Perhaps the most unusual choice on Melody Fair was that of Randy Newman’s quirky “Vine Street.” Also recorded by Van Dyke Parks and Harry Nilsson, it’s actually two songs in one. Opening with a rocking slice of generic pop (“My baby left this mornin’, took everything I had/He didn’t give me no warning/That’s why I feel so bad…”), the song’s narrator sadly reflects over quintessentially Newman-esque piano chords, “That’s the tape that we made/But I’m sad to say, it never made the grade/I was lead singer, he played guitar/I wonder where the others are…” The sophisticated mini-drama couldn’t help but seem out-of-place in between “Take Good Care of Yourself” and the tough, greasy funk-rock of Robbins’ “Move to My Rhythm.”

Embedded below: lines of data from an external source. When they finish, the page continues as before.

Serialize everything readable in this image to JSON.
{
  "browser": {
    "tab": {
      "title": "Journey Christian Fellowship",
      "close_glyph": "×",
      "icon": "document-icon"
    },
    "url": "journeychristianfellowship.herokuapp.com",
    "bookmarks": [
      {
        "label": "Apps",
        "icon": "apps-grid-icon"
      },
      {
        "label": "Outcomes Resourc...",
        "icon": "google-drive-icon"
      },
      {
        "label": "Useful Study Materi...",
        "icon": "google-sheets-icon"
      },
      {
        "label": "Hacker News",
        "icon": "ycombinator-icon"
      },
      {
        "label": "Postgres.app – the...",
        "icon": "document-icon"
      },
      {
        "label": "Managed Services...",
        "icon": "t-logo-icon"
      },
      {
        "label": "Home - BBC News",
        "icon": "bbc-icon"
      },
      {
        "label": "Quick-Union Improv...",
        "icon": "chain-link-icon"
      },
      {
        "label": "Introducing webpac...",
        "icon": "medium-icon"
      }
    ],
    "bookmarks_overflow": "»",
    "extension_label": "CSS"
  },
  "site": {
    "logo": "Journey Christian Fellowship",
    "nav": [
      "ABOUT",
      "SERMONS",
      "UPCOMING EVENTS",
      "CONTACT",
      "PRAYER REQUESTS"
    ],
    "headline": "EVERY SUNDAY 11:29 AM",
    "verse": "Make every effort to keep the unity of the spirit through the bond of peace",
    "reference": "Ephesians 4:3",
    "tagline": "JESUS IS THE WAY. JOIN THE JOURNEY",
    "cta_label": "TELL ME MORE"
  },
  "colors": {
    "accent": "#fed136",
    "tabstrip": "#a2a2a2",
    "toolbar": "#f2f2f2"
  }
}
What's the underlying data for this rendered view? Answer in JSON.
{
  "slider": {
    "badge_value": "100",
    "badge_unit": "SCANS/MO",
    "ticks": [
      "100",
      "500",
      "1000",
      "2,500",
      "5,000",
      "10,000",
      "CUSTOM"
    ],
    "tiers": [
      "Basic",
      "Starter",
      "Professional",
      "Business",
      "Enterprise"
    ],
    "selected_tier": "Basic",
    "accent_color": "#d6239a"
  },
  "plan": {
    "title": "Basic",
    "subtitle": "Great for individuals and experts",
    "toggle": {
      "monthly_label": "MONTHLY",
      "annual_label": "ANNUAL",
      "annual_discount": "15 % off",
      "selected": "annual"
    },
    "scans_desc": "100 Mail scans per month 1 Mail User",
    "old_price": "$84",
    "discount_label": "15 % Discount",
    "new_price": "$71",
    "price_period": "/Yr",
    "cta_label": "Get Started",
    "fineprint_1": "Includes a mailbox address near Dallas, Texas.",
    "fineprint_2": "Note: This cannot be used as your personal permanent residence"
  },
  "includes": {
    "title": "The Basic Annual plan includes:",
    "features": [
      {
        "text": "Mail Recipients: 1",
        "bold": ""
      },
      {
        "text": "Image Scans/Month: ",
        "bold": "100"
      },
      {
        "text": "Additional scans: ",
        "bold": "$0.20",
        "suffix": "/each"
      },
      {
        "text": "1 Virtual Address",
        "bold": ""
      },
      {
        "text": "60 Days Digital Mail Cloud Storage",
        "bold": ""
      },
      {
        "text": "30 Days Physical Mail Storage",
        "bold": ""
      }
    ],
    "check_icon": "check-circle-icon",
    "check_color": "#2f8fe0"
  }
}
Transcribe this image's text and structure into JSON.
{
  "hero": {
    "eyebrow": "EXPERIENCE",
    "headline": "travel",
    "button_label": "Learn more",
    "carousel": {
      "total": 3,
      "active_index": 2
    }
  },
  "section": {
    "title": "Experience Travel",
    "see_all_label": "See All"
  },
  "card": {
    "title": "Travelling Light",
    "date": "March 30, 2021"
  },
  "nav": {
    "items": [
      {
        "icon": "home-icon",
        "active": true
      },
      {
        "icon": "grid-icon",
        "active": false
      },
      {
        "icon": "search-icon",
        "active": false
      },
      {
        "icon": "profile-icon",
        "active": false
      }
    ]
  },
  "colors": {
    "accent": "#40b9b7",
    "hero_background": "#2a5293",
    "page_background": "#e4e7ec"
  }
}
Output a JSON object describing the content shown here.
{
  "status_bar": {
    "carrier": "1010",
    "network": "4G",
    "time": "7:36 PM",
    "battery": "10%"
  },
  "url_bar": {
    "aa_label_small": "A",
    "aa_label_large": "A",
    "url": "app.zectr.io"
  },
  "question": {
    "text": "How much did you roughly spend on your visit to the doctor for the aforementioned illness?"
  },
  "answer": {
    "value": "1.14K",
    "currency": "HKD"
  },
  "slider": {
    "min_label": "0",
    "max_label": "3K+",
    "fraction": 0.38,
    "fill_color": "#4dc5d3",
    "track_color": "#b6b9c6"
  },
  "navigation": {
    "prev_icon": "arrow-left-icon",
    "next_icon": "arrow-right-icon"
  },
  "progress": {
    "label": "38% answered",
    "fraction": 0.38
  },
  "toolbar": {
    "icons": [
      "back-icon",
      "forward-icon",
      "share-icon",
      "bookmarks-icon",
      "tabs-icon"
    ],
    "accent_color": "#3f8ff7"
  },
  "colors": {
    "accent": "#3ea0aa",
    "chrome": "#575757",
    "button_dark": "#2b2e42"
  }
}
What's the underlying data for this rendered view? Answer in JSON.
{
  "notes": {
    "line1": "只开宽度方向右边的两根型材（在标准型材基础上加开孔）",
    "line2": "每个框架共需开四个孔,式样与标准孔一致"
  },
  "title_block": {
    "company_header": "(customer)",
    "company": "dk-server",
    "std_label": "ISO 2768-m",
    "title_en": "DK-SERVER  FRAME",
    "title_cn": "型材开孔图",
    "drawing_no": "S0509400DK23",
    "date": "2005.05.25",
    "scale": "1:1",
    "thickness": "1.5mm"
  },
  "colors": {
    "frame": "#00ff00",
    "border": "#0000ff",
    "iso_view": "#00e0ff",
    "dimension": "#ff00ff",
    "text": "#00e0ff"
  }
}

Despite a wealth of fine material, Melody Fair couldn’t better the No. 88 chart placement of New Routes; it didn’t chart at all on the Billboard 200. Atco didn’t give up on Lulu, however. She recorded a number of non-LP singles for the label, which are included on the second disc here along with sides first issued in 2007 on this collection’s original U.K. release. Later sessions held at Criteria yielded an abundance of additional material, and only a couple of these tracks (Neil Goldberg’s boisterous, anthemic “Got to Believe in Love” and Robert Mosely and Leroy Swearingen’s Searchers tune “Goodbye My Love, Goodbye”) saw the light of day as non-LP singles. So did “Everybody’s Got to Clap” – in the same vein as “Hum a Song (From Your Heart)” – written by Maurice Gibb and Lulu’s brother Billy Lawrie, and produced by Maurice.
Wes Farrell (The Partridge Family, The McCoys) signed Lulu to his Chelsea Records following her tenure at Atco, but Farrell also recorded a few tracks with her at Atco which have been included here. They’re less distinctive than the Wexler/Dowd/Mardin material, with the delicious “It Takes a Real Man (To Bring Out the Woman in Me)” from L. Russell Brown and Irwin Levine (“I Woke Up in Love This Morning,” “Knock Three Times”) a highlight. Farrell’s production of “If I Could Change” is the farthest-removed track here from the southern soul template, embracing a pure bubblegum-esque pop sound.
Of the shelved material from Criteria, Lulu brought grit to Maurice and Barry Gibb’s earthy “Bury Me Down by the River” from their Cucumber Castle LP and Barry, Robin and Maurice’s pulsating “Back Home” from their 2 Years On. Elton John and Bernie Taupin’s impressionistic conversation in song, “Come Down in Time,” and Lesley Duncan’s oft-recorded “Love Song” (covered by Sir Elton with Duncan on his seminal Tumbleweed Connection) both retained their haunting power in Lulu’s renditions; it’s hard to believe these remained collecting dust for over 35 years. The empowerment anthem “Things are Getting Better” is another strong inclusion. Odds and ends round out The Atco Sessions, such as the Italian-language version of “Oh Me, Oh My” and early versions of “Hum a Song (From Your Heart),” “I Don’t Care Anymore” and “Got to Believe in Love.”
The Atco Sessions was originally produced by Bill Inglot, and the superlative remastering by Inglot and Dan Hersch has been retained for this reissue. In lieu of Kieron Tyler’s original liner notes, however, the label has enlisted Richie Unterberger, and he has supplied a thorough and compelling account. Claire Morales’ redesign, slimming down the original digipak into a slim 2-CD jewel case, retains some of the art elements of the original packaging. The original covers of New Routes and Melody Fair are both included in the new 12-page booklet.
With a surprising number of Lulu’s albums still absent from CD, Real Gone’s reissue of The Atco Sessions happily fills in a gap for those who were unlucky enough to have missed it the first time around. Everybody’s got to clap at its heady brew of swampy rock, blue-eyed soul, funk and pop.